Then, at Uphold, we launched something called the Universal Protocols Alliance, and our idea was to wrap everything in Ethereum, knowing that they were moving toward Proof of Stake. We can wrap Bitcoin and ERC-20 in Ethereum, and in order to transact, you’re using Ethereum-based smart contracts and an ERC format which, again, will move us away from any Proof of Work and completely mitigate that idea you mentioned.

Additionally, you eventually get to so many efficiencies through Finance 2.0 that translate all the way down the supply chains, including transport and commerce of every variety, that you end up solving a lot of the problems that were present at Proof of Work’s conception.

Final thoughts?

It’s an exciting area because it’s essentially the internet extending itself into a huge domain from which it’s always been locked out, and because of the notion that Bitcoin has changed all of that. It’s going to take 20 years for finance to be reinvented, but hopefully we end up with a far more equitable world where somebody can live in Madagascar and get the banking services they would receive in New York, or even cheaper access to financial services. It’s immensely exciting and immensely valuable for the world.

One thing we do at Uphold is make a point of being hyper-transparent. You can go to our transparency page and ask yourself if you’ve ever seen a financial institution that–in real time–lays out what they and their clients are holding in reserve. No bank does that, and the fact that no bank does that is what led to the savings and loans crisis and the 2008 crisis. The banking system of today is not transparent, continues to be built to fail, and only works because there’s government insurance and taxpayer money making sure that when things go wrong, not everybody loses all their money.

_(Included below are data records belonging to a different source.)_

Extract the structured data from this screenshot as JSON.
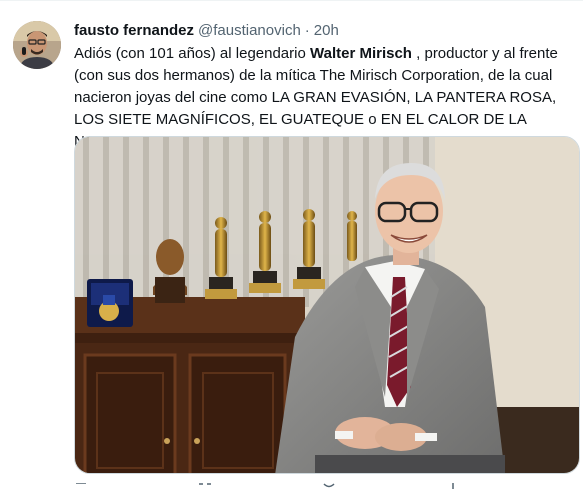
{
  "tweet": {
    "author_name": "fausto fernandez",
    "handle": "@faustianovich",
    "separator": "·",
    "time": "20h",
    "text_part1": "Adiós (con 101 años) al legendario ",
    "text_bold": "Walter Mirisch",
    "text_part2": " , productor y al frente (con sus dos hermanos) de la mítica The Mirisch Corporation, de la cual nacieron joyas del cine como LA GRAN EVASIÓN, LA PANTERA ROSA, LOS SIETE MAGNÍFICOS, EL GUATEQUE o EN EL CALOR DE LA NOCHE."
  },
  "icons": {
    "avatar": "avatar-image",
    "reply": "reply-icon",
    "retweet": "retweet-icon",
    "like": "heart-icon",
    "share": "share-icon"
  },
  "colors": {
    "text": "#0f1419",
    "secondary": "#536471",
    "border": "#cfd9de"
  }
}
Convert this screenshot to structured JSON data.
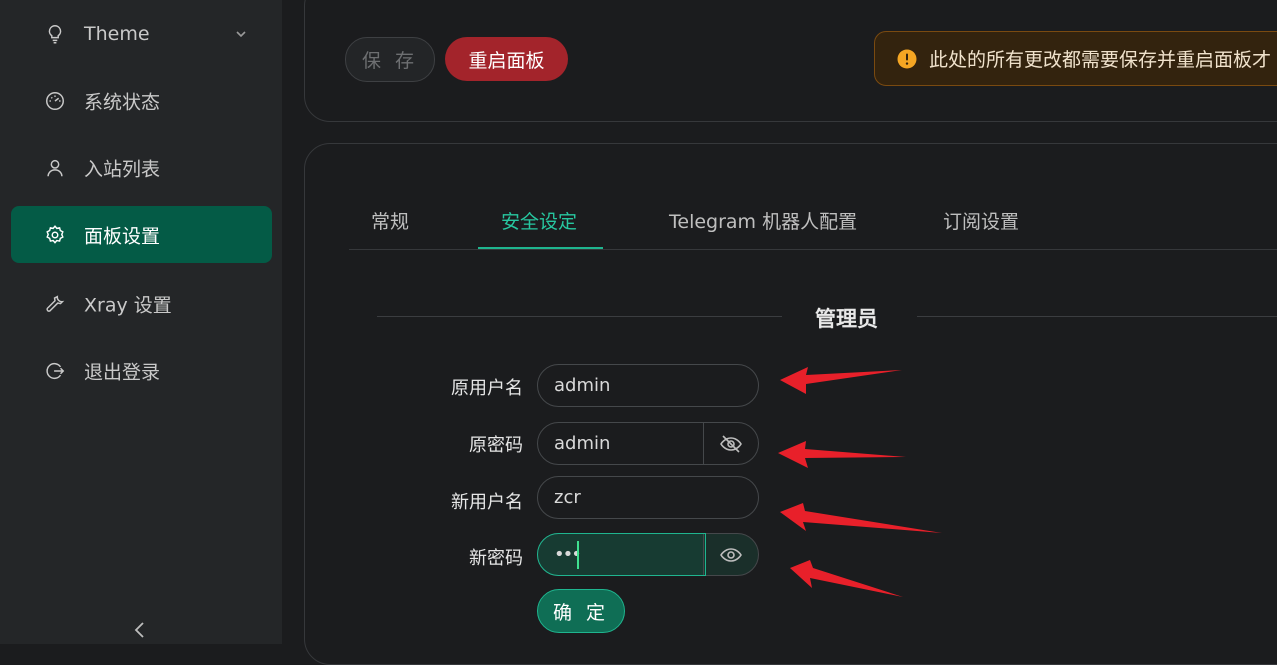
{
  "sidebar": {
    "items": [
      {
        "label": "Theme",
        "icon": "bulb-icon"
      },
      {
        "label": "系统状态",
        "icon": "dashboard-icon"
      },
      {
        "label": "入站列表",
        "icon": "user-icon"
      },
      {
        "label": "面板设置",
        "icon": "gear-icon"
      },
      {
        "label": "Xray 设置",
        "icon": "wrench-icon"
      },
      {
        "label": "退出登录",
        "icon": "logout-icon"
      }
    ],
    "active_index": 3,
    "collapse_icon": "chevron-left-icon"
  },
  "toolbar": {
    "save_label": "保 存",
    "restart_label": "重启面板",
    "alert_text": "此处的所有更改都需要保存并重启面板才"
  },
  "tabs": [
    {
      "label": "常规"
    },
    {
      "label": "安全设定"
    },
    {
      "label": "Telegram 机器人配置"
    },
    {
      "label": "订阅设置"
    }
  ],
  "active_tab": 1,
  "section": {
    "title": "管理员"
  },
  "form": {
    "old_username": {
      "label": "原用户名",
      "value": "admin"
    },
    "old_password": {
      "label": "原密码",
      "value": "admin"
    },
    "new_username": {
      "label": "新用户名",
      "value": "zcr"
    },
    "new_password": {
      "label": "新密码",
      "value": "•••"
    },
    "confirm_label": "确 定"
  },
  "colors": {
    "accent": "#1fb58f",
    "active_nav": "#045b46",
    "danger": "#a3242b",
    "warning": "#f5a623",
    "annotation_arrow": "#e8202a"
  }
}
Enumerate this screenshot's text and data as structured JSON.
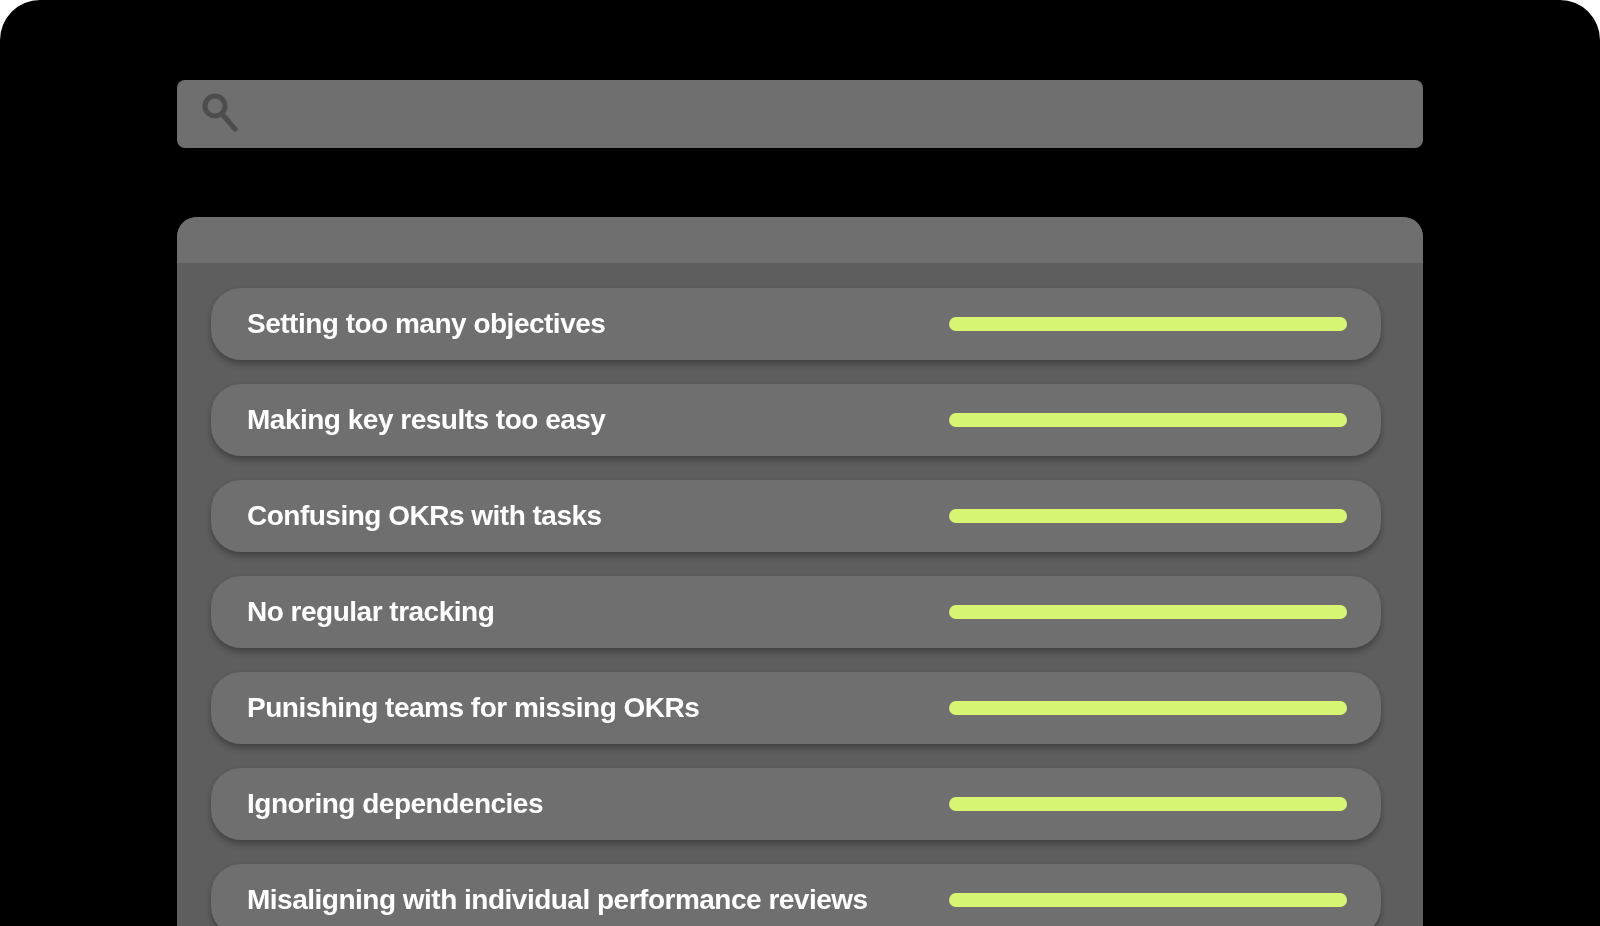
{
  "search": {
    "kind": "search"
  },
  "items": [
    {
      "label": "Setting too many objectives",
      "level": 1
    },
    {
      "label": "Making key results too easy",
      "level": 1
    },
    {
      "label": "Confusing OKRs with tasks",
      "level": 1
    },
    {
      "label": "No regular tracking",
      "level": 1
    },
    {
      "label": "Punishing teams for missing OKRs",
      "level": 1
    },
    {
      "label": "Ignoring dependencies",
      "level": 1
    },
    {
      "label": "Misaligning with individual performance reviews",
      "level": 1
    }
  ]
}
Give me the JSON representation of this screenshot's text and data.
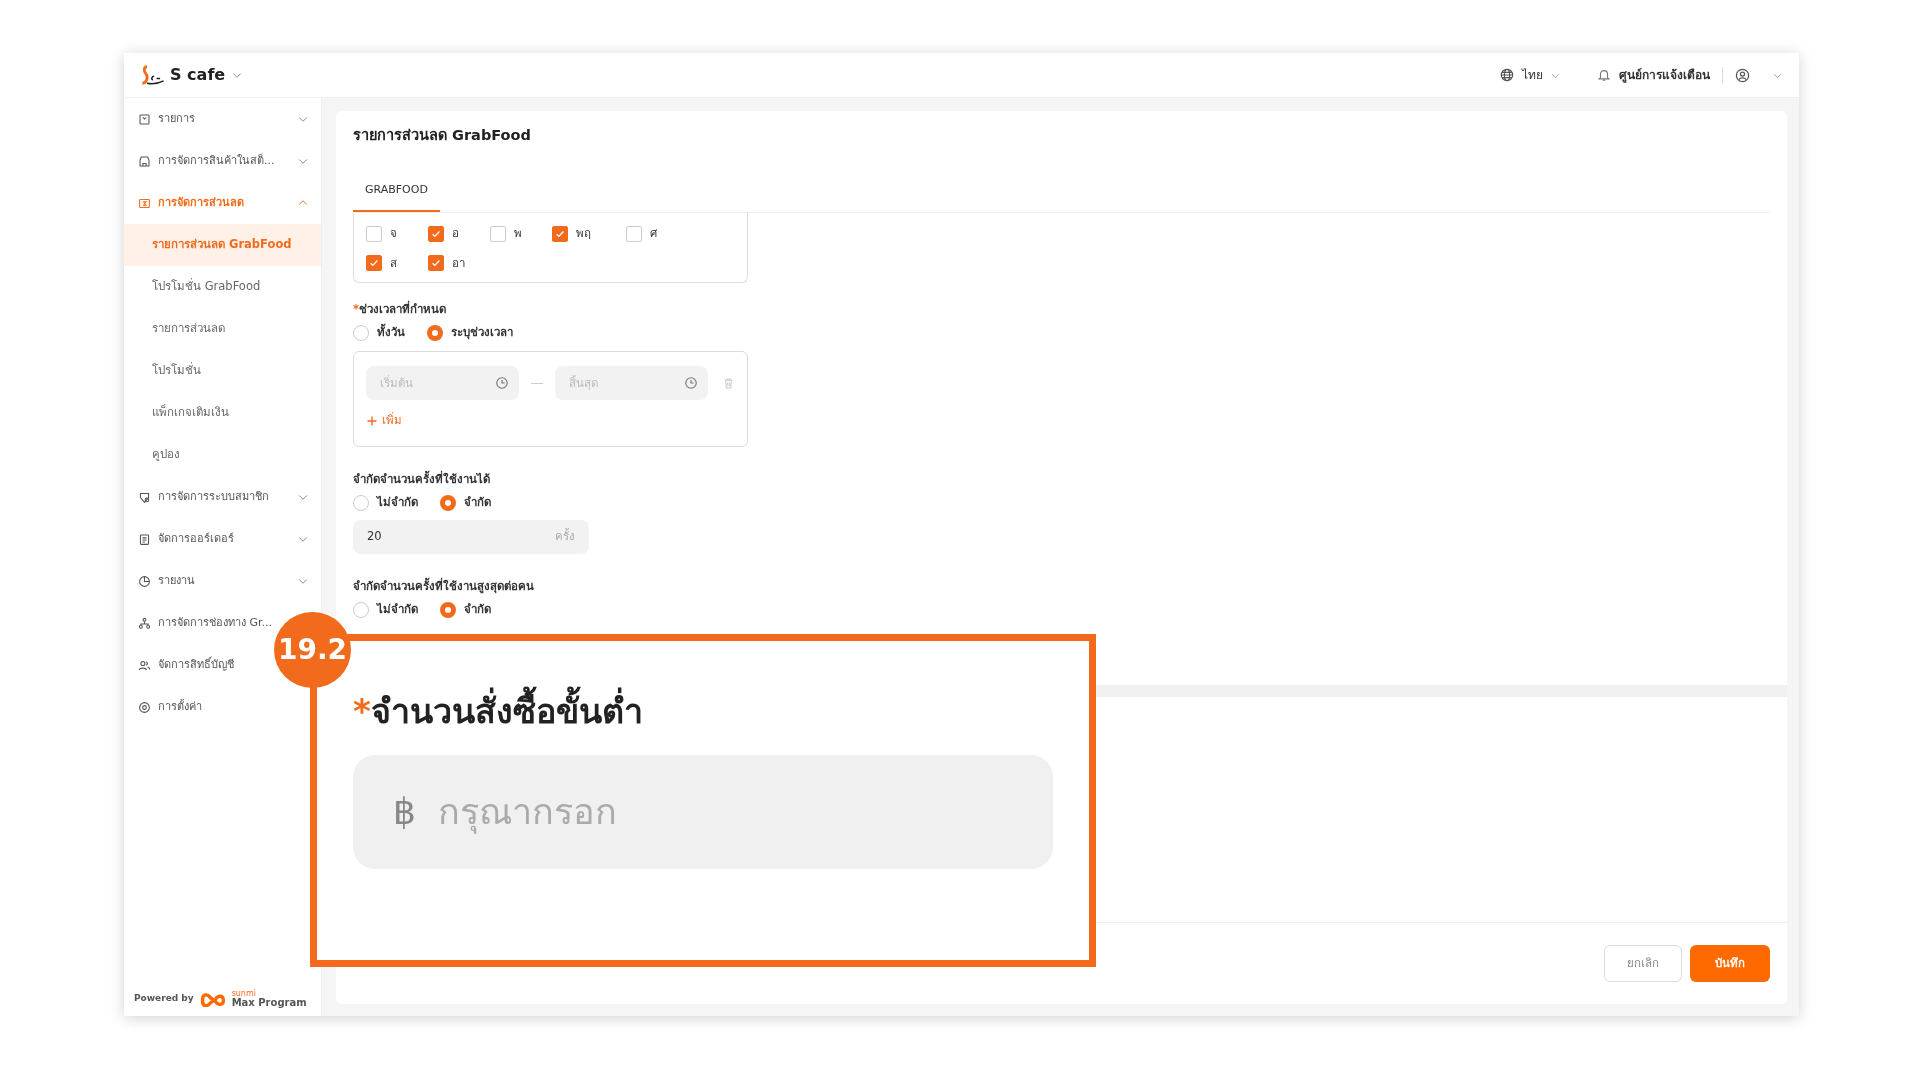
{
  "header": {
    "brand": "S cafe",
    "language": "ไทย",
    "notifications": "ศูนย์การแจ้งเตือน"
  },
  "sidebar": {
    "items": [
      {
        "label": "รายการ",
        "kind": "group",
        "expanded": false
      },
      {
        "label": "การจัดการสินค้าในสต็...",
        "kind": "group",
        "expanded": false
      },
      {
        "label": "การจัดการส่วนลด",
        "kind": "group",
        "expanded": true,
        "children": [
          {
            "label": "รายการส่วนลด GrabFood",
            "selected": true
          },
          {
            "label": "โปรโมชั่น GrabFood",
            "selected": false
          },
          {
            "label": "รายการส่วนลด",
            "selected": false
          },
          {
            "label": "โปรโมชั่น",
            "selected": false
          },
          {
            "label": "แพ็กเกจเติมเงิน",
            "selected": false
          },
          {
            "label": "คูปอง",
            "selected": false
          }
        ]
      },
      {
        "label": "การจัดการระบบสมาชิก",
        "kind": "group",
        "expanded": false
      },
      {
        "label": "จัดการออร์เดอร์",
        "kind": "group",
        "expanded": false
      },
      {
        "label": "รายงาน",
        "kind": "group",
        "expanded": false
      },
      {
        "label": "การจัดการช่องทาง Gr...",
        "kind": "link"
      },
      {
        "label": "จัดการสิทธิ์บัญชี",
        "kind": "link"
      },
      {
        "label": "การตั้งค่า",
        "kind": "link"
      }
    ],
    "footer": {
      "powered_by": "Powered by",
      "maker": "sunmi",
      "product": "Max Program"
    }
  },
  "page": {
    "title": "รายการส่วนลด GrabFood",
    "tabs": [
      {
        "label": "GRABFOOD",
        "selected": true
      }
    ],
    "days": [
      {
        "label": "จ",
        "checked": false
      },
      {
        "label": "อ",
        "checked": true
      },
      {
        "label": "พ",
        "checked": false
      },
      {
        "label": "พฤ",
        "checked": true
      },
      {
        "label": "ศ",
        "checked": false
      },
      {
        "label": "ส",
        "checked": true
      },
      {
        "label": "อา",
        "checked": true
      }
    ],
    "time_range": {
      "required_mark": "*",
      "label": "ช่วงเวลาที่กำหนด",
      "options": [
        {
          "label": "ทั้งวัน",
          "selected": false
        },
        {
          "label": "ระบุช่วงเวลา",
          "selected": true
        }
      ],
      "start_placeholder": "เริ่มต้น",
      "end_placeholder": "สิ้นสุด",
      "add": "เพิ่ม"
    },
    "usage_limit": {
      "label": "จำกัดจำนวนครั้งที่ใช้งานได้",
      "options": [
        {
          "label": "ไม่จำกัด",
          "selected": false
        },
        {
          "label": "จำกัด",
          "selected": true
        }
      ],
      "value": "20",
      "unit": "ครั้ง"
    },
    "per_person_limit": {
      "label": "จำกัดจำนวนครั้งที่ใช้งานสูงสุดต่อคน",
      "options": [
        {
          "label": "ไม่จำกัด",
          "selected": false
        },
        {
          "label": "จำกัด",
          "selected": true
        }
      ]
    },
    "buttons": {
      "cancel": "ยกเลิก",
      "save": "บันทึก"
    }
  },
  "callout": {
    "step": "19.2",
    "required_mark": "*",
    "label": "จำนวนสั่งซื้อขั้นต่ำ",
    "prefix": "฿",
    "placeholder": "กรุณากรอก"
  }
}
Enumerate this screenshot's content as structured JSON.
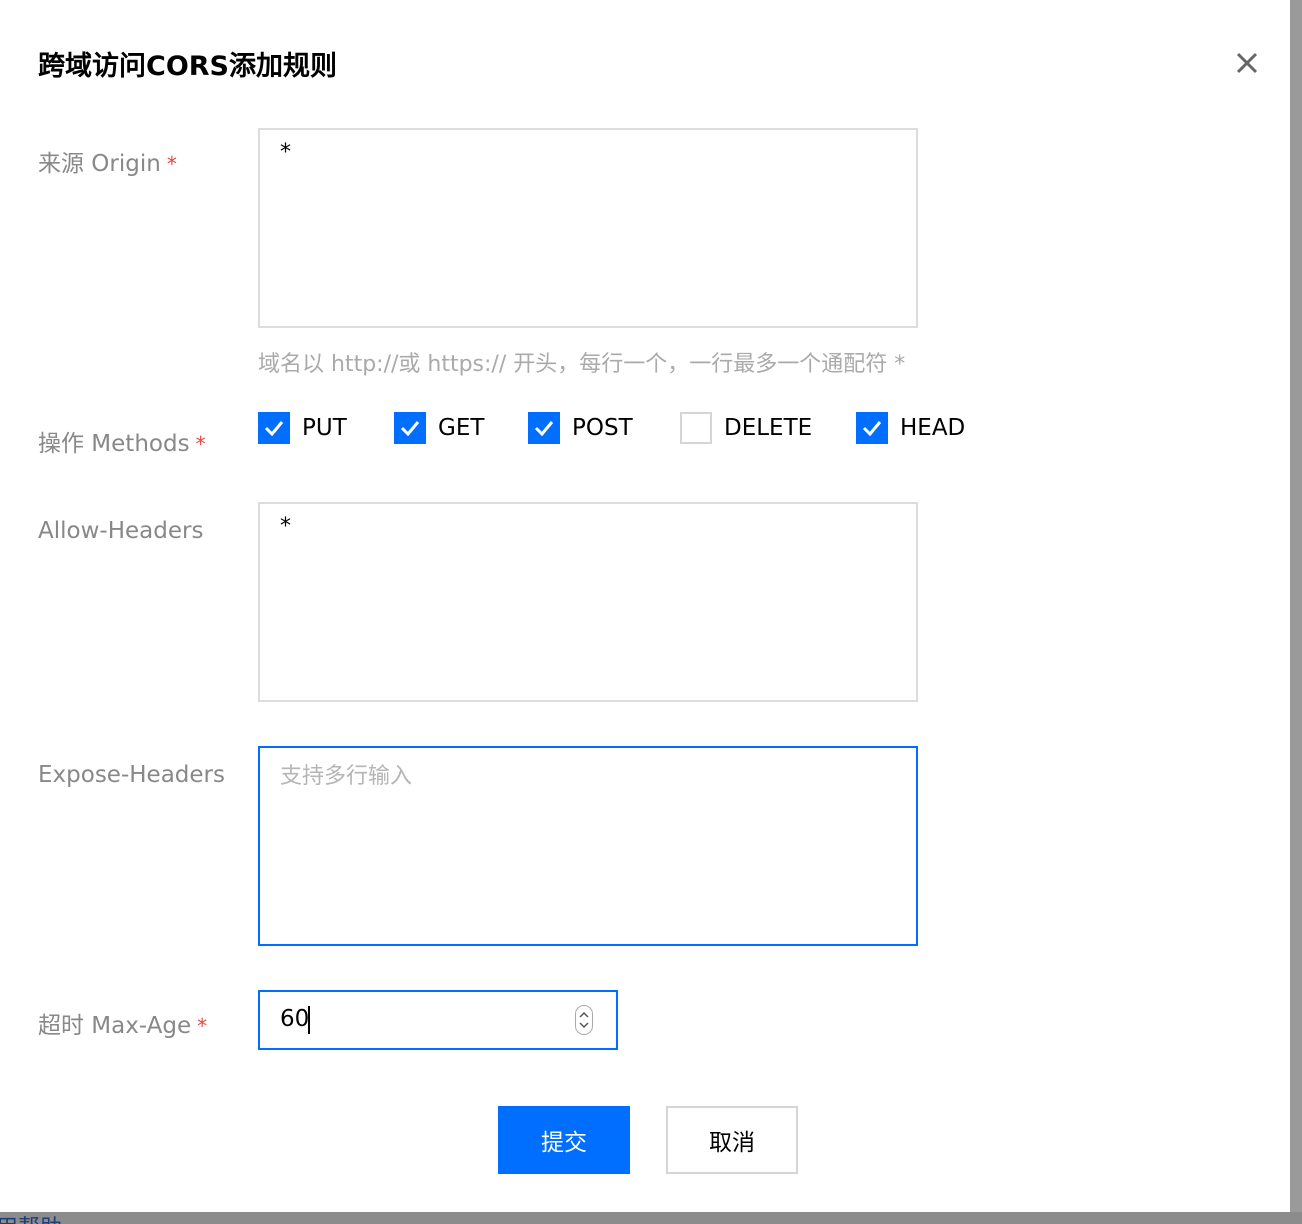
{
  "dialog": {
    "title": "跨域访问CORS添加规则",
    "close_icon": "close-icon"
  },
  "form": {
    "origin": {
      "label": "来源 Origin",
      "required_mark": "*",
      "value": "*",
      "hint": "域名以 http://或 https:// 开头，每行一个，一行最多一个通配符 *"
    },
    "methods": {
      "label": "操作 Methods",
      "required_mark": "*",
      "options": [
        {
          "label": "PUT",
          "checked": true
        },
        {
          "label": "GET",
          "checked": true
        },
        {
          "label": "POST",
          "checked": true
        },
        {
          "label": "DELETE",
          "checked": false
        },
        {
          "label": "HEAD",
          "checked": true
        }
      ]
    },
    "allow_headers": {
      "label": "Allow-Headers",
      "value": "*"
    },
    "expose_headers": {
      "label": "Expose-Headers",
      "value": "",
      "placeholder": "支持多行输入"
    },
    "max_age": {
      "label": "超时 Max-Age",
      "required_mark": "*",
      "value": "60"
    }
  },
  "actions": {
    "submit_label": "提交",
    "cancel_label": "取消"
  },
  "colors": {
    "primary": "#006eff",
    "required": "#e54545",
    "label": "#888888",
    "hint": "#aaaaaa"
  },
  "background": {
    "partial_text": "用帮助"
  }
}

What’s very possible through this new paradigm is a financial system where the taxpayer doesn’t have to be there to bail out the crappy DNA of the system. We’ve invented an alternative system which is a lot better and actually works. Often, I think what gets lost, due to people being pretty religious about decentralization and a lot of other buzzwords, is the simple fact that increased transparency alone would be a huge improvement on the current system along with first-time access. Decentralization is great, but that trips over into that line that’s perhaps a little too libertarian to be in the best interest of what should come first: mass adoption.